WO2011021944A1Aug 19, 2010Feb 24, 2011Eicproc AsCombined processes for utilizing synthesis gas at low co2 emission and high energy output
WO2013110716A1Jan 24, 2013Aug 1, 2013Sge Scandgreen Energy AbProcess and system for producing a fuelm a carbon-containing material using a plasma gasifier
Classifications
U.S. Classification110/235, 48/197.00R, 110/346, 110/259
International ClassificationF23G5/00, C10J3/14, C03B5/00, C10J3/66, C10J3/06
Cooperative ClassificationY02P40/52, C10J2300/1807, C10K1/024, C10J2300/0946, C10J2300/1643, C10J2300/1634, C10J2300/1223, C10K1/026, C03B5/005, F23G2202/104, C10J3/66, C10J3/14, F23G5/006, C10J3/06, F23G2201/301
European ClassificationC10J3/06, C10J3/14, C10J3/66, F23G5/00P, C03B5/00B
Legal Events
DateCodeEventDescription
Sep 18, 1995ASAssignment
Owner name: PROLER ENVIRONMENTAL SERVICES, INC., TEXAS
Free format text: ASSIGNMENT OF ASSIGNORS INTEREST;ASSIGNORS:BISHOP, NORMAN G.;TAYLOR, D. GENE;REEL/FRAME:007694/0209
Effective date: 19950817
Mar 27, 1998ASAssignment
Owner name: GTS DURATEK, INC., MARYLAND
Free format text: CONFIRMATORY ASSIGNMENT;ASSIGNOR:PROLER ENVIRONMENTAL SERVICES, INC.;REEL/FRAME:009052/0382
Effective date: 19980218
Jul 11, 2000REMIMaintenance fee reminder mailed
Dec 17, 2000LAPSLapse for failure to pay maintenance fees
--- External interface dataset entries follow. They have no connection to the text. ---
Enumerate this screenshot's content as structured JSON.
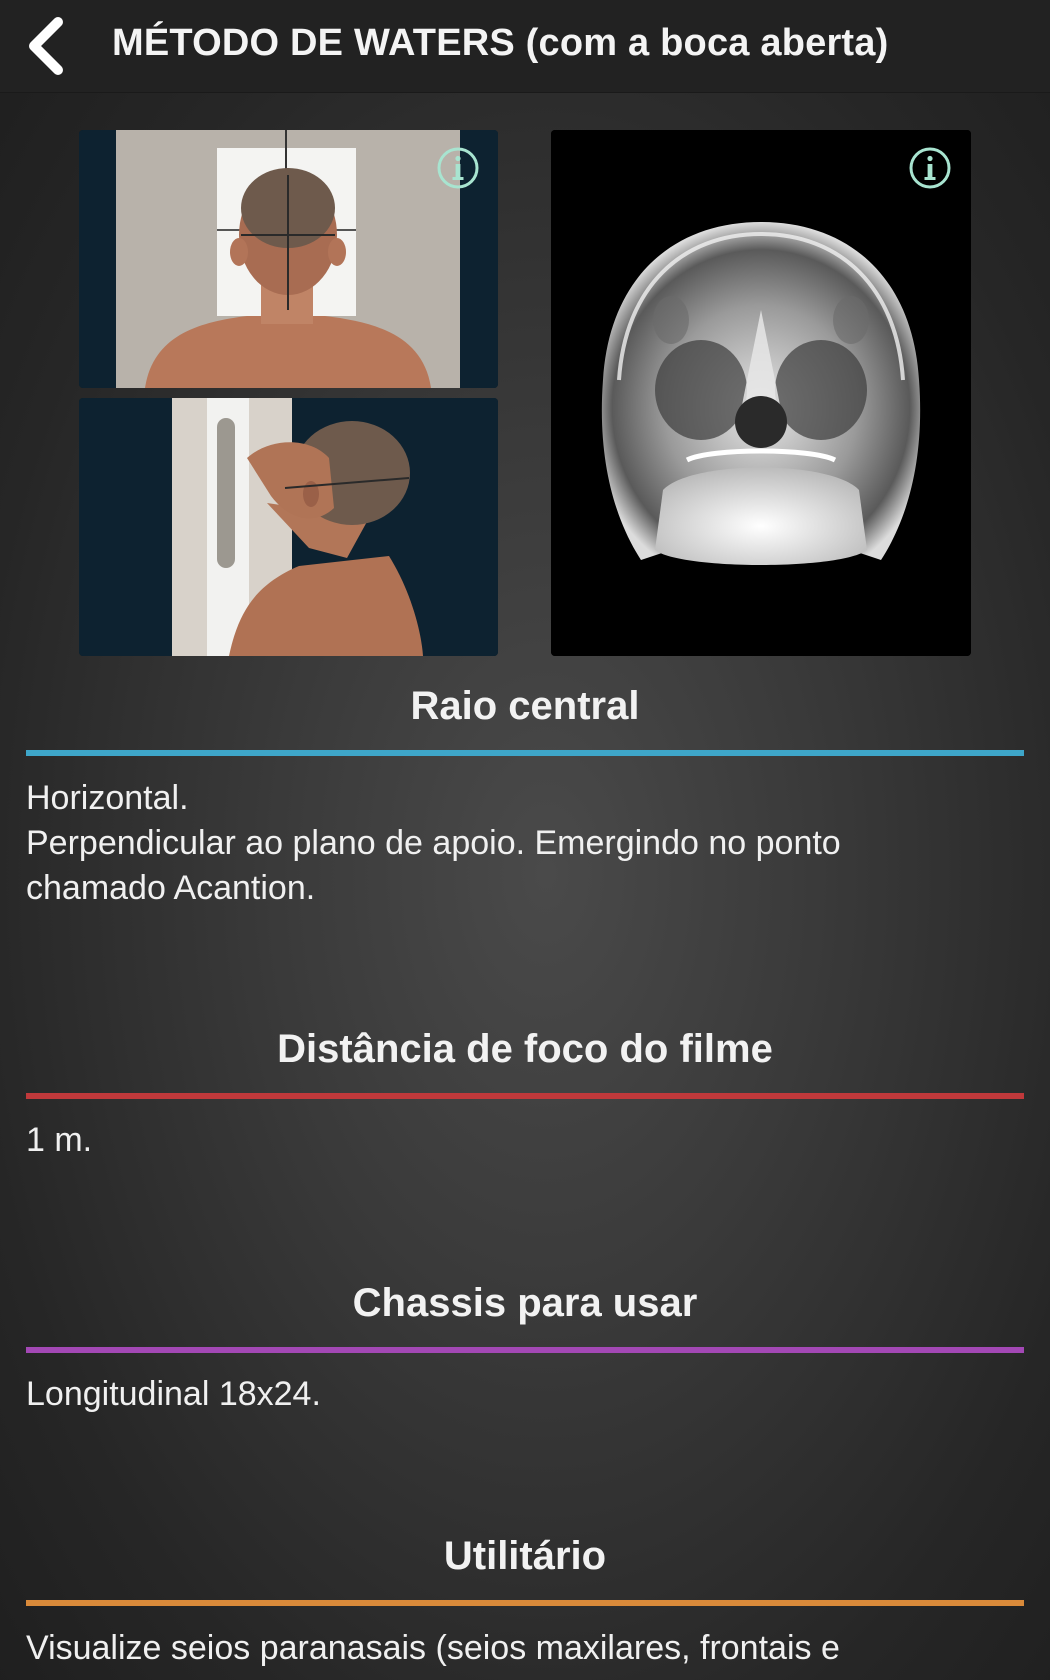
{
  "header": {
    "title": "MÉTODO DE WATERS (com a boca aberta)"
  },
  "colors": {
    "raio_central": "#3ea6c9",
    "distancia": "#c0393b",
    "chassis": "#a348b5",
    "utilitario": "#d98a3a",
    "info_icon": "#a8e4d0"
  },
  "sections": [
    {
      "title": "Raio central",
      "lines": [
        "Horizontal.",
        "Perpendicular ao plano de apoio. Emergindo no ponto",
        "chamado Acantion."
      ]
    },
    {
      "title": "Distância de foco do filme",
      "lines": [
        "1 m."
      ]
    },
    {
      "title": "Chassis para usar",
      "lines": [
        "Longitudinal 18x24."
      ]
    },
    {
      "title": "Utilitário",
      "lines": [
        "Visualize seios paranasais (seios maxilares, frontais e"
      ]
    }
  ]
}
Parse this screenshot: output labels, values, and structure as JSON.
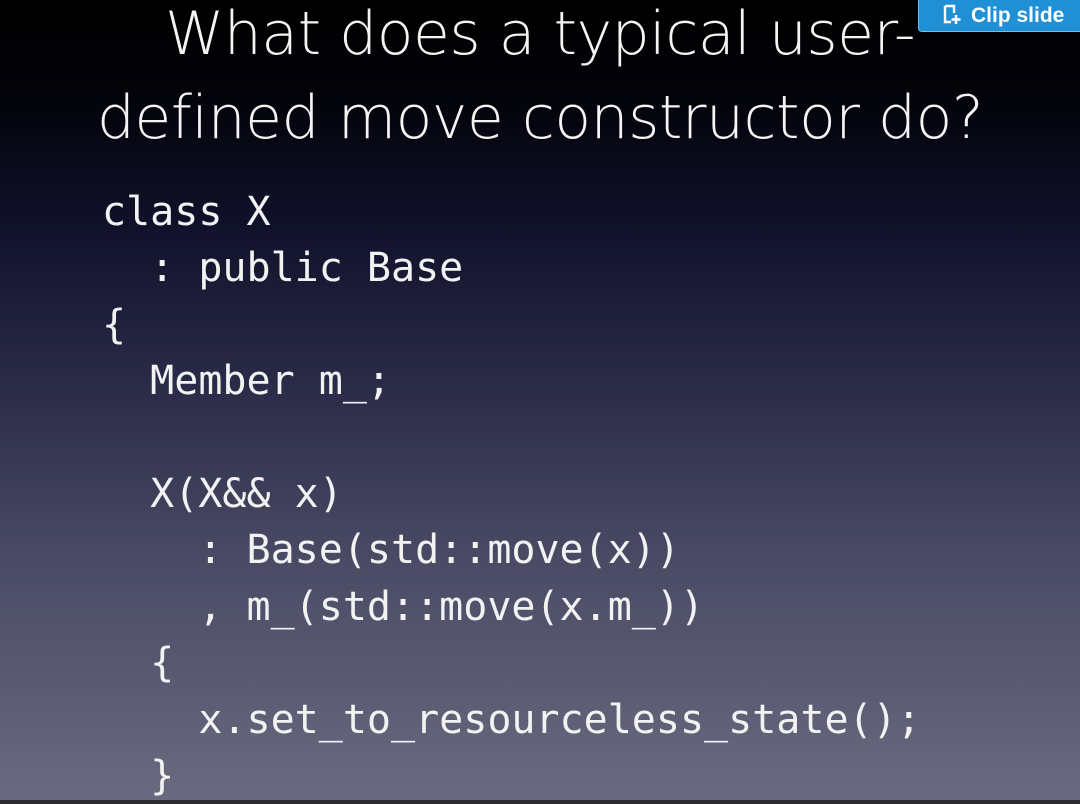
{
  "slide": {
    "title_lines": [
      "What does a typical user-",
      "defined move constructor do?"
    ],
    "code_lines": [
      "class X",
      "  : public Base",
      "{",
      "  Member m_;",
      "",
      "  X(X&& x)",
      "    : Base(std::move(x))",
      "    , m_(std::move(x.m_))",
      "  {",
      "    x.set_to_resourceless_state();",
      "  }"
    ]
  },
  "clip_button": {
    "label": "Clip slide",
    "icon": "clip-slide-icon",
    "color": "#1f8fd6"
  }
}
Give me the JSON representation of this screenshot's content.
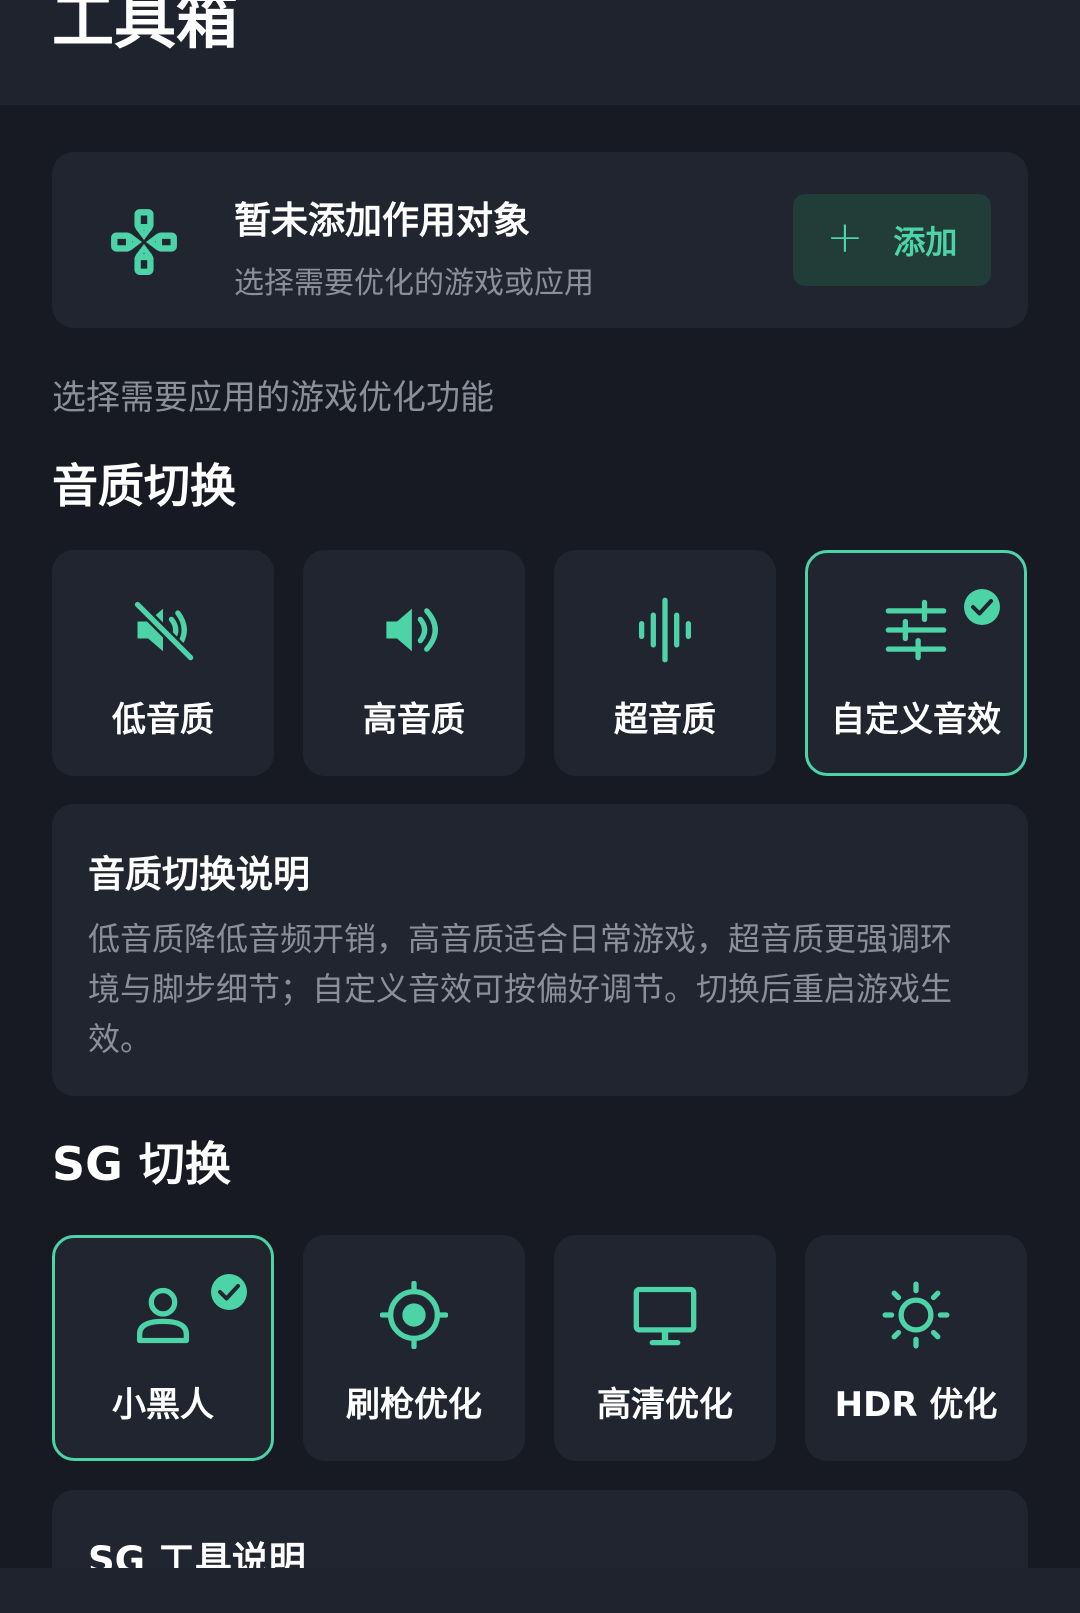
{
  "header": {
    "title": "工具箱"
  },
  "target": {
    "title": "暂未添加作用对象",
    "subtitle": "选择需要优化的游戏或应用",
    "add_button": {
      "icon": "plus-icon",
      "plus": "+",
      "label": "添加"
    }
  },
  "hint": "选择需要应用的游戏优化功能",
  "sound": {
    "heading": "音质切换",
    "options": [
      {
        "label": "低音质",
        "icon": "speaker-muted-icon",
        "selected": false
      },
      {
        "label": "高音质",
        "icon": "speaker-icon",
        "selected": false
      },
      {
        "label": "超音质",
        "icon": "sound-wave-icon",
        "selected": false
      },
      {
        "label": "自定义音效",
        "icon": "sliders-icon",
        "selected": true
      }
    ],
    "info": {
      "title": "音质切换说明",
      "body": "低音质降低音频开销，高音质适合日常游戏，超音质更强调环境与脚步细节；自定义音效可按偏好调节。切换后重启游戏生效。"
    }
  },
  "sg": {
    "heading": "SG 切换",
    "options": [
      {
        "label": "小黑人",
        "icon": "person-icon",
        "selected": true
      },
      {
        "label": "刷枪优化",
        "icon": "crosshair-icon",
        "selected": false
      },
      {
        "label": "高清优化",
        "icon": "monitor-icon",
        "selected": false
      },
      {
        "label": "HDR 优化",
        "icon": "sun-icon",
        "selected": false
      }
    ],
    "info": {
      "title": "SG 工具说明"
    }
  },
  "colors": {
    "accent": "#4cd3a6",
    "background": "#171a23",
    "card": "#21252f",
    "muted_text": "#8a8f99"
  }
}
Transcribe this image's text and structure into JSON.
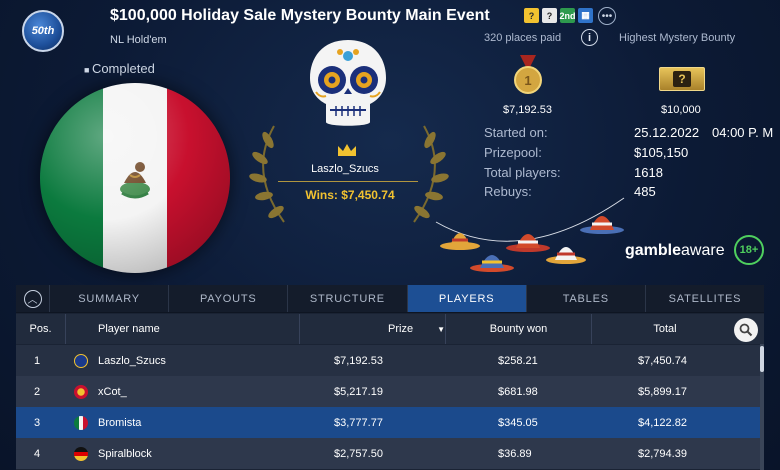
{
  "header": {
    "logo_text": "50th",
    "title": "$100,000 Holiday Sale Mystery Bounty Main Event",
    "subtitle": "NL Hold'em",
    "places_paid": "320 places paid",
    "highest_label": "Highest Mystery Bounty",
    "status": "Completed",
    "badges": [
      "?",
      "?",
      "2nd",
      "▦"
    ],
    "more_icon": "more-icon"
  },
  "winner": {
    "name": "Laszlo_Szucs",
    "wins": "Wins: $7,450.74"
  },
  "prizes": {
    "first": "$7,192.53",
    "mystery": "$10,000"
  },
  "info": {
    "started_label": "Started on:",
    "started_date": "25.12.2022",
    "started_time": "04:00 P. M",
    "prizepool_label": "Prizepool:",
    "prizepool": "$105,150",
    "players_label": "Total players:",
    "players": "1618",
    "rebuys_label": "Rebuys:",
    "rebuys": "485"
  },
  "gambleaware": {
    "gamble": "gamble",
    "aware": "aware",
    "age": "18+"
  },
  "tabs": [
    "SUMMARY",
    "PAYOUTS",
    "STRUCTURE",
    "PLAYERS",
    "TABLES",
    "SATELLITES"
  ],
  "active_tab": "PLAYERS",
  "table": {
    "columns": [
      "Pos.",
      "Player name",
      "Prize",
      "Bounty won",
      "Total"
    ],
    "rows": [
      {
        "pos": "1",
        "name": "Laszlo_Szucs",
        "prize": "$7,192.53",
        "bounty": "$258.21",
        "total": "$7,450.74",
        "flag": "eu"
      },
      {
        "pos": "2",
        "name": "xCot_",
        "prize": "$5,217.19",
        "bounty": "$681.98",
        "total": "$5,899.17",
        "flag": "kg"
      },
      {
        "pos": "3",
        "name": "Bromista",
        "prize": "$3,777.77",
        "bounty": "$345.05",
        "total": "$4,122.82",
        "flag": "mx"
      },
      {
        "pos": "4",
        "name": "Spiralblock",
        "prize": "$2,757.50",
        "bounty": "$36.89",
        "total": "$2,794.39",
        "flag": "de"
      }
    ]
  },
  "colors": {
    "background": "#0c1a35",
    "accent": "#1d4f94",
    "gold": "#f2c230",
    "gamble_green": "#4fcf5e"
  }
}
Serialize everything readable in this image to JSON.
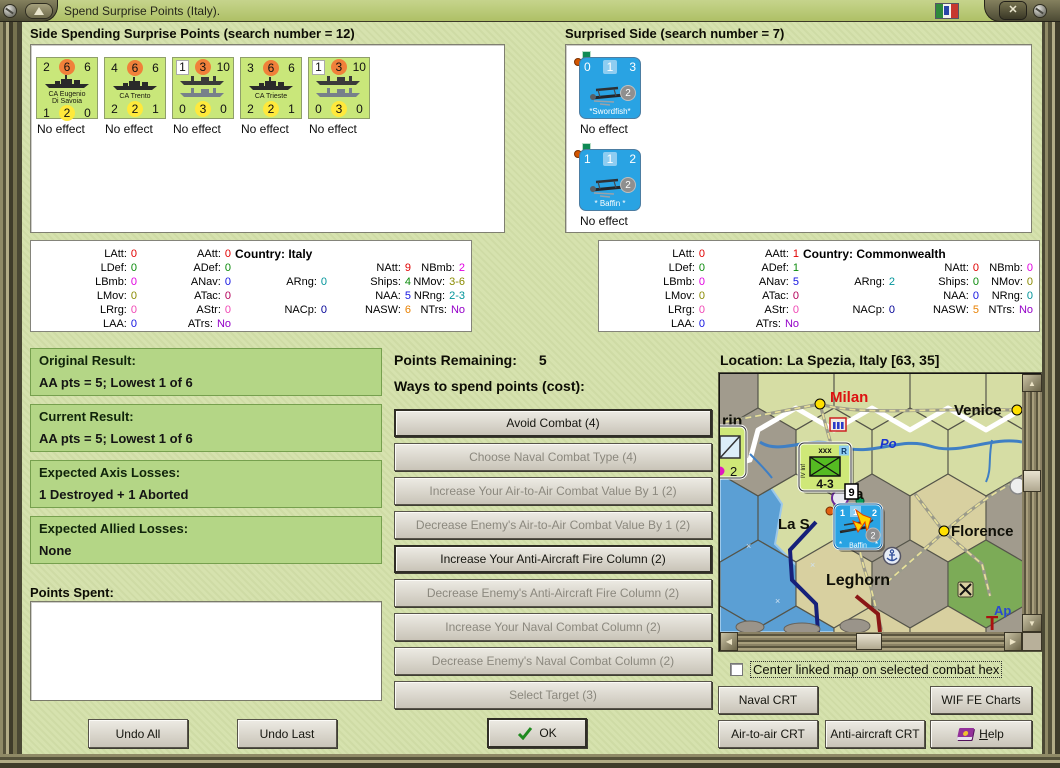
{
  "window": {
    "title": "Spend Surprise Points (Italy).",
    "close_glyph": "✕",
    "flag": "italy-flag"
  },
  "left_panel": {
    "heading": "Side Spending Surprise Points (search number = 12)",
    "units": [
      {
        "type": "ship",
        "name1": "CA Eugenio",
        "name2": "Di Savoia",
        "t1": "2",
        "t2": "6",
        "t3": "6",
        "b1": "1",
        "b2": "2",
        "b3": "0",
        "t1box": false,
        "effect": "No effect"
      },
      {
        "type": "ship",
        "name1": "CA Trento",
        "name2": "",
        "t1": "4",
        "t2": "6",
        "t3": "6",
        "b1": "2",
        "b2": "2",
        "b3": "1",
        "t1box": false,
        "effect": "No effect"
      },
      {
        "type": "convoy",
        "name1": "",
        "name2": "",
        "t1": "1",
        "t2": "3",
        "t3": "10",
        "b1": "0",
        "b2": "3",
        "b3": "0",
        "t1box": true,
        "effect": "No effect"
      },
      {
        "type": "ship",
        "name1": "CA Trieste",
        "name2": "",
        "t1": "3",
        "t2": "6",
        "t3": "6",
        "b1": "2",
        "b2": "2",
        "b3": "1",
        "t1box": false,
        "effect": "No effect"
      },
      {
        "type": "convoy",
        "name1": "",
        "name2": "",
        "t1": "1",
        "t2": "3",
        "t3": "10",
        "b1": "0",
        "b2": "3",
        "b3": "0",
        "t1box": true,
        "effect": "No effect"
      }
    ]
  },
  "right_panel": {
    "heading": "Surprised Side (search number = 7)",
    "units": [
      {
        "name": "*Swordfish*",
        "t1": "0",
        "t2": "1",
        "t3": "3",
        "circle": "2",
        "effect": "No effect"
      },
      {
        "name": "* Baffin *",
        "t1": "1",
        "t2": "1",
        "t3": "2",
        "circle": "2",
        "effect": "No effect"
      }
    ]
  },
  "stats_left": {
    "country": "Country: Italy",
    "land": [
      [
        "LAtt",
        "0",
        "red"
      ],
      [
        "LDef",
        "0",
        "green"
      ],
      [
        "LBmb",
        "0",
        "magenta"
      ],
      [
        "LMov",
        "0",
        "olive"
      ],
      [
        "LRrg",
        "0",
        "pink"
      ],
      [
        "LAA",
        "0",
        "blue"
      ]
    ],
    "air": [
      [
        "AAtt",
        "0",
        "red"
      ],
      [
        "ADef",
        "0",
        "green"
      ],
      [
        "ANav",
        "0",
        "blue"
      ],
      [
        "ATac",
        "0",
        "maroon"
      ],
      [
        "AStr",
        "0",
        "pink"
      ],
      [
        "ATrs",
        "No",
        "purple"
      ]
    ],
    "mid": [
      [
        "ARng",
        "0",
        "teal"
      ],
      [
        "NACp",
        "0",
        "navy"
      ]
    ],
    "nav1": [
      [
        "NAtt",
        "9",
        "red"
      ],
      [
        "Ships",
        "4",
        "green"
      ],
      [
        "NAA",
        "5",
        "blue"
      ],
      [
        "NASW",
        "6",
        "orange"
      ]
    ],
    "nav2": [
      [
        "NBmb",
        "2",
        "magenta"
      ],
      [
        "NMov",
        "3-6",
        "olive"
      ],
      [
        "NRng",
        "2-3",
        "teal"
      ],
      [
        "NTrs",
        "No",
        "purple"
      ]
    ]
  },
  "stats_right": {
    "country": "Country: Commonwealth",
    "land": [
      [
        "LAtt",
        "0",
        "red"
      ],
      [
        "LDef",
        "0",
        "green"
      ],
      [
        "LBmb",
        "0",
        "magenta"
      ],
      [
        "LMov",
        "0",
        "olive"
      ],
      [
        "LRrg",
        "0",
        "pink"
      ],
      [
        "LAA",
        "0",
        "blue"
      ]
    ],
    "air": [
      [
        "AAtt",
        "1",
        "red"
      ],
      [
        "ADef",
        "1",
        "green"
      ],
      [
        "ANav",
        "5",
        "blue"
      ],
      [
        "ATac",
        "0",
        "maroon"
      ],
      [
        "AStr",
        "0",
        "pink"
      ],
      [
        "ATrs",
        "No",
        "purple"
      ]
    ],
    "mid": [
      [
        "ARng",
        "2",
        "teal"
      ],
      [
        "NACp",
        "0",
        "navy"
      ]
    ],
    "nav1": [
      [
        "NAtt",
        "0",
        "red"
      ],
      [
        "Ships",
        "0",
        "green"
      ],
      [
        "NAA",
        "0",
        "blue"
      ],
      [
        "NASW",
        "5",
        "orange"
      ]
    ],
    "nav2": [
      [
        "NBmb",
        "0",
        "magenta"
      ],
      [
        "NMov",
        "0",
        "olive"
      ],
      [
        "NRng",
        "0",
        "teal"
      ],
      [
        "NTrs",
        "No",
        "purple"
      ]
    ]
  },
  "results": [
    {
      "title": "Original Result:",
      "value": "AA pts = 5; Lowest 1 of 6"
    },
    {
      "title": "Current Result:",
      "value": "AA pts = 5; Lowest 1 of 6"
    },
    {
      "title": "Expected Axis Losses:",
      "value": "1 Destroyed + 1 Aborted"
    },
    {
      "title": "Expected Allied Losses:",
      "value": "None"
    }
  ],
  "points_spent_label": "Points Spent:",
  "undo_all": "Undo All",
  "undo_last": "Undo Last",
  "spend": {
    "remaining_label": "Points Remaining:",
    "remaining_value": "5",
    "ways_label": "Ways to spend points (cost):",
    "buttons": [
      {
        "label": "Avoid Combat (4)",
        "enabled": true
      },
      {
        "label": "Choose Naval Combat Type (4)",
        "enabled": false
      },
      {
        "label": "Increase Your Air-to-Air Combat Value By 1 (2)",
        "enabled": false
      },
      {
        "label": "Decrease Enemy's Air-to-Air Combat Value By 1 (2)",
        "enabled": false
      },
      {
        "label": "Increase Your Anti-Aircraft Fire Column (2)",
        "enabled": true
      },
      {
        "label": "Decrease Enemy's Anti-Aircraft Fire Column (2)",
        "enabled": false
      },
      {
        "label": "Increase Your Naval Combat Column (2)",
        "enabled": false
      },
      {
        "label": "Decrease Enemy's Naval Combat Column (2)",
        "enabled": false
      },
      {
        "label": "Select Target (3)",
        "enabled": false
      }
    ]
  },
  "ok_label": "OK",
  "map": {
    "location": "Location: La Spezia, Italy [63, 35]",
    "labels": {
      "turin": "rin",
      "milan": "Milan",
      "venice": "Venice",
      "po": "Po",
      "genoa": "oa",
      "la_spezia": "La S",
      "leghorn": "Leghorn",
      "florence": "Florence",
      "apennines": "Ap",
      "t": "T",
      "nine": "9",
      "two": "2"
    },
    "army_counter": {
      "top": "xxx",
      "corner": "R",
      "side": "IV Inf",
      "value": "4-3"
    },
    "air_counter": {
      "t1": "1",
      "t2": "1",
      "t3": "2",
      "circle": "2",
      "name": "Baffin",
      "star": "*"
    },
    "checkbox_label": "Center linked map on selected combat hex",
    "checked": false
  },
  "bottom_buttons": {
    "naval": "Naval CRT",
    "wif": "WIF FE Charts",
    "a2a": "Air-to-air CRT",
    "aa": "Anti-aircraft CRT",
    "help_u": "H",
    "help_rest": "elp"
  },
  "colors": {
    "titlebar": "#b9cc7d",
    "dialog_bg": "#d6e2ae",
    "result_box": "#b4d686",
    "counter_green": "#c9e77a",
    "counter_blue": "#29a3e3",
    "orange_circle": "#f0803a",
    "yellow_circle": "#ffe93c",
    "milan_red": "#dd1111",
    "sea_blue": "#5b9fd4"
  }
}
Feb 20, 2001FPExpired due to failure to pay maintenance fee
Effective date: 20001217